The ten members created this eight-part installation, featuring the four seasons and the four elements of Fire, Water, Air, and Earth. The eight pieces reflect each artist's unique style and individuality within parameters set by the group.
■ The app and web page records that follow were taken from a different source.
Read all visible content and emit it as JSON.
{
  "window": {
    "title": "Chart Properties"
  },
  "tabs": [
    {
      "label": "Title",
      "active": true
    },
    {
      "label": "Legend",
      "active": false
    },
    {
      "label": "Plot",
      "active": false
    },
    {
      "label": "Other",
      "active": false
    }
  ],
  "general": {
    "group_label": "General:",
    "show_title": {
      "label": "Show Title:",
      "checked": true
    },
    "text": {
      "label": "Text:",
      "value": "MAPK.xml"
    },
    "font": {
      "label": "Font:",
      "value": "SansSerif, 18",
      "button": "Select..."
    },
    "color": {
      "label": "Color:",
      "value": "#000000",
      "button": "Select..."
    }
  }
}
Notice techniques that range from traditional quilting designs to painting on silk to fused fibers that have been stitched and then melted.
"Treasures From the Vault: Early 20th Century Quilts"
Curated by Gloria Comstock, VQM Curator and Registrar
Gallery VI and Hallway
In recognition of this year's Centennial Anniversary of U.S. involvement in the First World War, enjoy this diverse selection of World War I era quilts (1910s and 1920s) from the Virginia Quilt Museum's own collection.
ON OUR LOWER LEVEL
"Something Old is New Again: Needlework of the 20th and 21st Centuries" by the Shenandoah Valley Chapter of the American Needlepoint Guild
Curated by Gretchen Janesak and Laurie Kelly
Galleries A, B, and C
The study of needlework objects, which have historically served both decorative and functional purposes, provides insight into our history and the everyday lives led of our forebears.
English and American schoolgirl samplers are familiar examples of decorative needlework that were prominently displayed in family parlors. But at the same time, the lines of alphabet on samplers offered practice of the skill used to embroider initials on household linens to identify the owner. Samplers recorded family events like births, deaths, and marriages. Pictorial motifs portrayed the spirit and economic or social status of the communities of embroiderers who worked them. Utilitarian purposes of needlework also extended to quilted fabrics that provided warmth and cushioning (under suits of armor); to embroidered bed curtains and valances for drafty bedchambers; and to needlepoint seat cushions providing the only comfort on hand-hewn wood furniture.
Items in this exhibit include family heirlooms, but the majority is needlework by Chapter members whose designs are consistent with the portrayed time frame. These contemporary works of art are the family heirlooms of the generations to follow.